:: Task objective ::
Once you find the line below that contains "Transcribe this image's", write it out along with every later line exactly as given, stopping only when the records end. Omit the pictures.
----
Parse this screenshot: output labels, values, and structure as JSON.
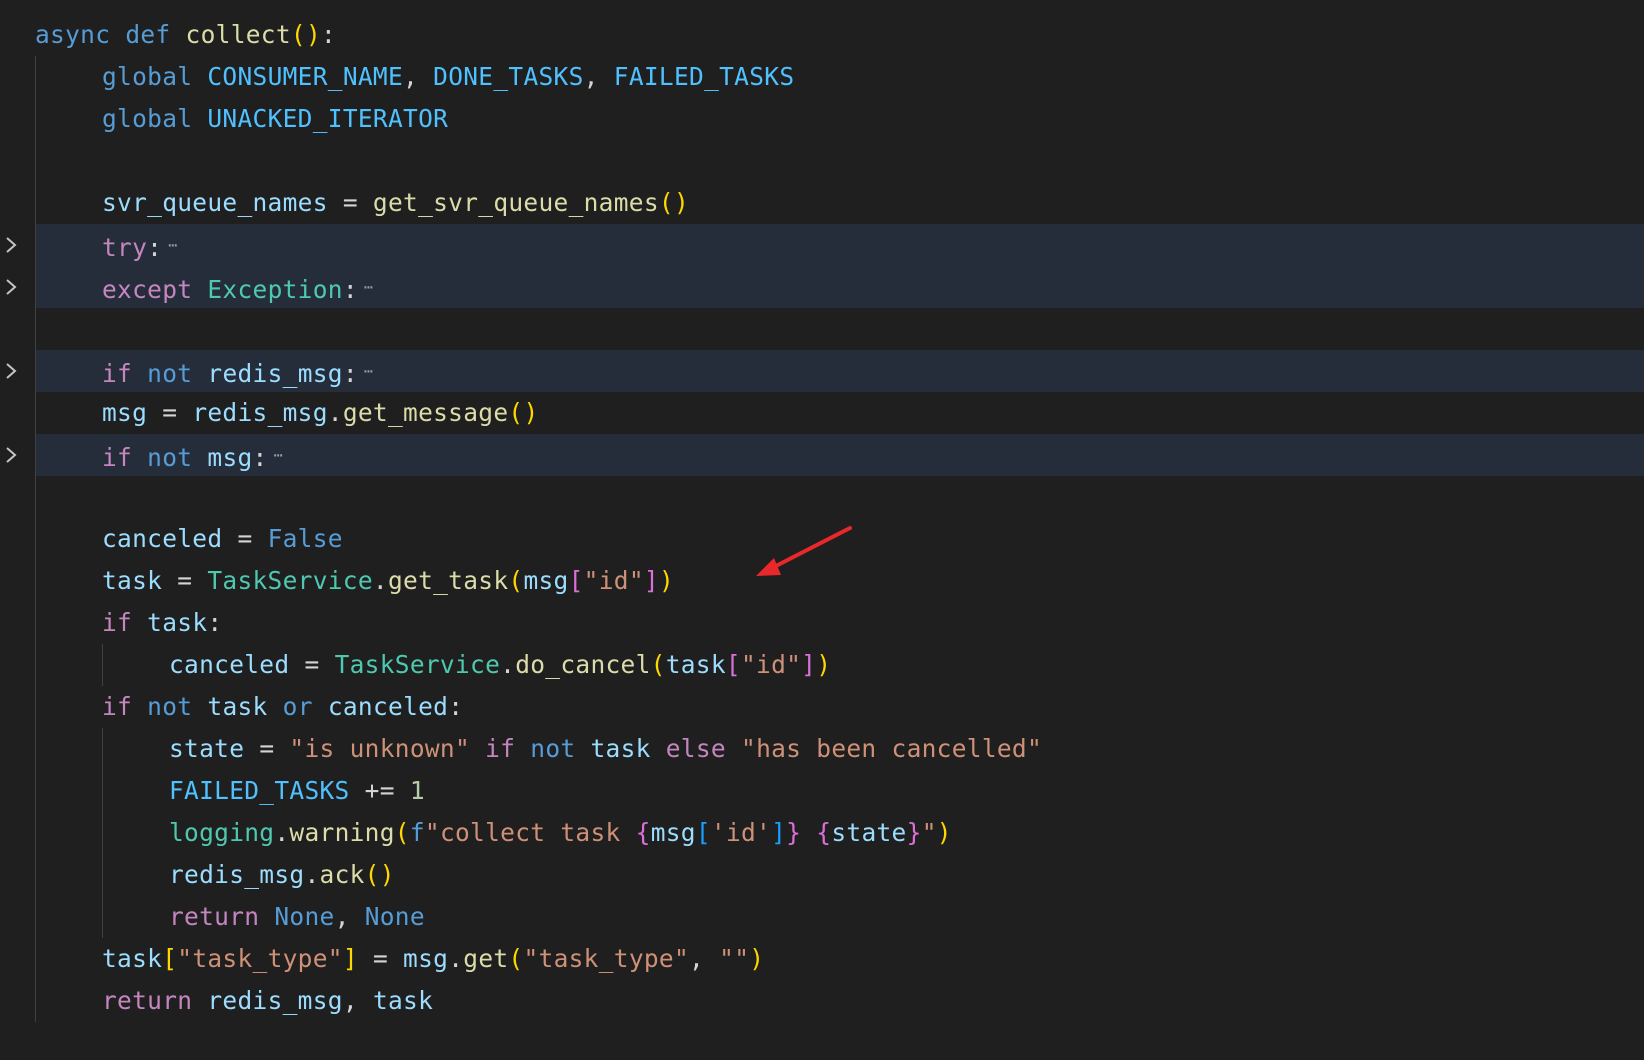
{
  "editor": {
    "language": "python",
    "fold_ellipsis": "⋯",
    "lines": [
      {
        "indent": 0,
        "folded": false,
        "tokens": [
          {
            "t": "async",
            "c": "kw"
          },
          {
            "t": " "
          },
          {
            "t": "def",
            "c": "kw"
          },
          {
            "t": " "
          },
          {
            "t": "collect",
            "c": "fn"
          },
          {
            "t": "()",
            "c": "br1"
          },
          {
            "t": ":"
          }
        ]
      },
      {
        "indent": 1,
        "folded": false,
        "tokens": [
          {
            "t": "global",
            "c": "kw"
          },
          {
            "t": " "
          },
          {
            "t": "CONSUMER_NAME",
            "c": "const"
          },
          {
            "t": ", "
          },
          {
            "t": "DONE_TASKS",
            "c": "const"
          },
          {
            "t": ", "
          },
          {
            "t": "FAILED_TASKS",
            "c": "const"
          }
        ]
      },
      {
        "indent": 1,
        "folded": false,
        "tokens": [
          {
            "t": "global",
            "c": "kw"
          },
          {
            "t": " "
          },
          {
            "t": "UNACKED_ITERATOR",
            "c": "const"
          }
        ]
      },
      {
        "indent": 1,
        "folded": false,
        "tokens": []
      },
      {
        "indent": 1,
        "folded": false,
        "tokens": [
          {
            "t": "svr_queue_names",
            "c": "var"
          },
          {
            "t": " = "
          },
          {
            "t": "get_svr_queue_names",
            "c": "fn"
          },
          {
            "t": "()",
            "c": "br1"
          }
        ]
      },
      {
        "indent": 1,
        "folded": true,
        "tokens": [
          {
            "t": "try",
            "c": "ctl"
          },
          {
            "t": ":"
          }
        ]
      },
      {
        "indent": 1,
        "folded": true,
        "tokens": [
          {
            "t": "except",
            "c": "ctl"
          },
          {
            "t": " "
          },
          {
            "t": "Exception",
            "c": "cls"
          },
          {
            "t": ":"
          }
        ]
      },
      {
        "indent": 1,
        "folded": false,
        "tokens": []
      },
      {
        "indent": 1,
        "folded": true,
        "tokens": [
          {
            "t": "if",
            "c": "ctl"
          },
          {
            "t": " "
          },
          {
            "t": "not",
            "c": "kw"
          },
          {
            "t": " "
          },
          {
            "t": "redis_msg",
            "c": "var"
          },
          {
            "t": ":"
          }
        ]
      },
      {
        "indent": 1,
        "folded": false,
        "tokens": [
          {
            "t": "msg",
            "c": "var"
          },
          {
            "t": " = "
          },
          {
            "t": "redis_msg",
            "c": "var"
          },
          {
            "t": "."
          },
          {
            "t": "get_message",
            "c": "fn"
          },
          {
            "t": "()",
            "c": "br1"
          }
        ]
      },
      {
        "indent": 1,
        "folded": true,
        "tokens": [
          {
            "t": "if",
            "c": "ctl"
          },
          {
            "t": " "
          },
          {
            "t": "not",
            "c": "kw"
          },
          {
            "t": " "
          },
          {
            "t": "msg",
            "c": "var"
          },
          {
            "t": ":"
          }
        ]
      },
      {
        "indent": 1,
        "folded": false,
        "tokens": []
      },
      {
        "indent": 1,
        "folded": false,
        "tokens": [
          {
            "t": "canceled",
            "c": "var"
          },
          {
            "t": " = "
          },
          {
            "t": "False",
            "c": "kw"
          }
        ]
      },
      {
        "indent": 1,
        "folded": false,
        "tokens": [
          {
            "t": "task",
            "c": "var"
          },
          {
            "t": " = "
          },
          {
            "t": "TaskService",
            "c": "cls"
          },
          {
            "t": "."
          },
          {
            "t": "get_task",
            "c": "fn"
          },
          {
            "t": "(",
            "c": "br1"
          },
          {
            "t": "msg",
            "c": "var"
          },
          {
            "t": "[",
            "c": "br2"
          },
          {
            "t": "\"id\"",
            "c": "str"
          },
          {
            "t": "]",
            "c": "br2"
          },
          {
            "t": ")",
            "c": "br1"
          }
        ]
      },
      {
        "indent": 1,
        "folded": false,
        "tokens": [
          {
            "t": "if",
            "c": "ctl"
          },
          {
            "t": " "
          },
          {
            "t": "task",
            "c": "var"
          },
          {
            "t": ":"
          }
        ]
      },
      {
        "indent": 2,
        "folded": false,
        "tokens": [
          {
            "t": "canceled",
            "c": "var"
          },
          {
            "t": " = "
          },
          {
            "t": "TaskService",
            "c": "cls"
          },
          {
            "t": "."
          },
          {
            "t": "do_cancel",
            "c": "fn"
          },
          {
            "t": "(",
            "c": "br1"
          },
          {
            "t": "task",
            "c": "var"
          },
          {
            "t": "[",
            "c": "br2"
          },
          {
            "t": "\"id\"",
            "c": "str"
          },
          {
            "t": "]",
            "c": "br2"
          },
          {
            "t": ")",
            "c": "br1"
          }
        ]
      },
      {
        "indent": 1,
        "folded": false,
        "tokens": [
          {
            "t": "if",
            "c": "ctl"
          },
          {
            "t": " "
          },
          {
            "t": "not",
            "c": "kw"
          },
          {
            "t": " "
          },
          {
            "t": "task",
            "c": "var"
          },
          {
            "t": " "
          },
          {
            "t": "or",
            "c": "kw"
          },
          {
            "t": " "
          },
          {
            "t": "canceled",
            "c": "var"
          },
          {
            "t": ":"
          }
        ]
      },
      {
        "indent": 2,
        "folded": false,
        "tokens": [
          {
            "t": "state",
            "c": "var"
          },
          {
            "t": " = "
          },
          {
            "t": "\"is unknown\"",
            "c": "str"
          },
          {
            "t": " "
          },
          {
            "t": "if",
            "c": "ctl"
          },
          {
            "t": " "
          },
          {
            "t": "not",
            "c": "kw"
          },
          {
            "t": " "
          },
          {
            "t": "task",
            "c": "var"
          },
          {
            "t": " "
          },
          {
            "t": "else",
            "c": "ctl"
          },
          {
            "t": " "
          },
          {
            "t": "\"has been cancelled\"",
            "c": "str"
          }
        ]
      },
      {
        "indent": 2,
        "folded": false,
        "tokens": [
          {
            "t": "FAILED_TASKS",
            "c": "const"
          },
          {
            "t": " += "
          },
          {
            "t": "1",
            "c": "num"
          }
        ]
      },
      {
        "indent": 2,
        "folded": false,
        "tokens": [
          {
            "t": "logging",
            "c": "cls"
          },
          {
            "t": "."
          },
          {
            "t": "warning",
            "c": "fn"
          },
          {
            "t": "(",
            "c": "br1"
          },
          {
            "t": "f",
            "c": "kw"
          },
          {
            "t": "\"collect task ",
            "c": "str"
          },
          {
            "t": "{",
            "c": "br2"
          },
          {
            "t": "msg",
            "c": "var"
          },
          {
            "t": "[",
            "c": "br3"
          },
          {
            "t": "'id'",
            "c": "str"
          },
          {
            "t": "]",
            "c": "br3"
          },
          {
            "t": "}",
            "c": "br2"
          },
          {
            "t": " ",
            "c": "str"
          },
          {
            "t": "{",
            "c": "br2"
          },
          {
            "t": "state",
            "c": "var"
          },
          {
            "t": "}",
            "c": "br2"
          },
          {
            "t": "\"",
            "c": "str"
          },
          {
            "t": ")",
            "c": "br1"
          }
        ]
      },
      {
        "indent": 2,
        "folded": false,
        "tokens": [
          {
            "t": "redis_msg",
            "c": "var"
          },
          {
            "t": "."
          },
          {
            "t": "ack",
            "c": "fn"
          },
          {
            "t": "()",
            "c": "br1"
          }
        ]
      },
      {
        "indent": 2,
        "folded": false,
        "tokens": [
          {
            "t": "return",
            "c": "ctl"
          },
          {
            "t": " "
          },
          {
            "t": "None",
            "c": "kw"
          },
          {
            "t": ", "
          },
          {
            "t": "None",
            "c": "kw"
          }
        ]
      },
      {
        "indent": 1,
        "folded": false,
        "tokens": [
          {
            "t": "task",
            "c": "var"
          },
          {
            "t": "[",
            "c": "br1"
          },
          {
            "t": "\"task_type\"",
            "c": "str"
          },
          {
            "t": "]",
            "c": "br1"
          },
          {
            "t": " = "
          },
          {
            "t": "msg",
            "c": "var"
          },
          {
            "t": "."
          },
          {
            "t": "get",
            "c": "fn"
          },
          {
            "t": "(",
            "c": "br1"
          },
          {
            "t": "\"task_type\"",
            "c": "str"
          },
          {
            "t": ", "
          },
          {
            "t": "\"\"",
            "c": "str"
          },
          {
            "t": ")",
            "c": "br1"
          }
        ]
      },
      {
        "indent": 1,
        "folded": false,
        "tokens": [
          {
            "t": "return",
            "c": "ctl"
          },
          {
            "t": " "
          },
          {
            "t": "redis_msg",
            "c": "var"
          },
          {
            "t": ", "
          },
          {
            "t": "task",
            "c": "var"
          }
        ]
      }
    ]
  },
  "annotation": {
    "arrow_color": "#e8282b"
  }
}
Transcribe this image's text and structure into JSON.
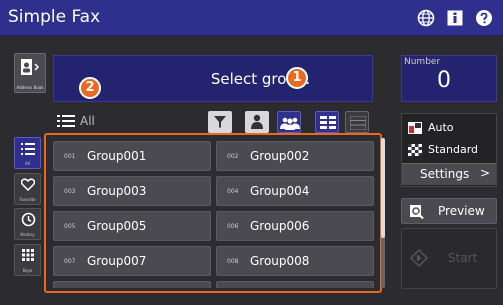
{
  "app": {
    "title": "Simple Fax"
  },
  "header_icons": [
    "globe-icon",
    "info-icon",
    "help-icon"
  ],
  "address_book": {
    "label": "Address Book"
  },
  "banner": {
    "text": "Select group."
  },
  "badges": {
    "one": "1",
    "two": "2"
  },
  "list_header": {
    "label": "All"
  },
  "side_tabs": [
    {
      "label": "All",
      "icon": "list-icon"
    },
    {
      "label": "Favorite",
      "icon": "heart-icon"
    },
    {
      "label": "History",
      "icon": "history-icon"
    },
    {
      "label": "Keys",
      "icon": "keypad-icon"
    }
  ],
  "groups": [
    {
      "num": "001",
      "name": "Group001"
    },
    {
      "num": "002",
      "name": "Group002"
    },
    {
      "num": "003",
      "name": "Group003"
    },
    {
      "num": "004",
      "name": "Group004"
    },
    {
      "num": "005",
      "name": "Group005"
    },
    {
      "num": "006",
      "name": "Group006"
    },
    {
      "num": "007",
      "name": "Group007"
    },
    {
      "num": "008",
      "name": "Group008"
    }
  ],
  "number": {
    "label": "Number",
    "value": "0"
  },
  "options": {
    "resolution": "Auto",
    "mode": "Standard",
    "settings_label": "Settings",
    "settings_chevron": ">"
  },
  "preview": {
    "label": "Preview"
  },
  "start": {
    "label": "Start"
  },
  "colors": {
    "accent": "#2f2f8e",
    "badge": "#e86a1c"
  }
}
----
:: Reply to the task ::
Transcribe this image's text and structure into JSON.
{
  "app": {
    "title": "Simple Fax"
  },
  "header_icons": [
    "globe-icon",
    "info-icon",
    "help-icon"
  ],
  "address_book": {
    "label": "Address Book"
  },
  "banner": {
    "text": "Select group."
  },
  "badges": {
    "one": "1",
    "two": "2"
  },
  "list_header": {
    "label": "All"
  },
  "side_tabs": [
    {
      "label": "All",
      "icon": "list-icon"
    },
    {
      "label": "Favorite",
      "icon": "heart-icon"
    },
    {
      "label": "History",
      "icon": "history-icon"
    },
    {
      "label": "Keys",
      "icon": "keypad-icon"
    }
  ],
  "groups": [
    {
      "num": "001",
      "name": "Group001"
    },
    {
      "num": "002",
      "name": "Group002"
    },
    {
      "num": "003",
      "name": "Group003"
    },
    {
      "num": "004",
      "name": "Group004"
    },
    {
      "num": "005",
      "name": "Group005"
    },
    {
      "num": "006",
      "name": "Group006"
    },
    {
      "num": "007",
      "name": "Group007"
    },
    {
      "num": "008",
      "name": "Group008"
    }
  ],
  "number": {
    "label": "Number",
    "value": "0"
  },
  "options": {
    "resolution": "Auto",
    "mode": "Standard",
    "settings_label": "Settings",
    "settings_chevron": ">"
  },
  "preview": {
    "label": "Preview"
  },
  "start": {
    "label": "Start"
  },
  "colors": {
    "accent": "#2f2f8e",
    "badge": "#e86a1c"
  }
}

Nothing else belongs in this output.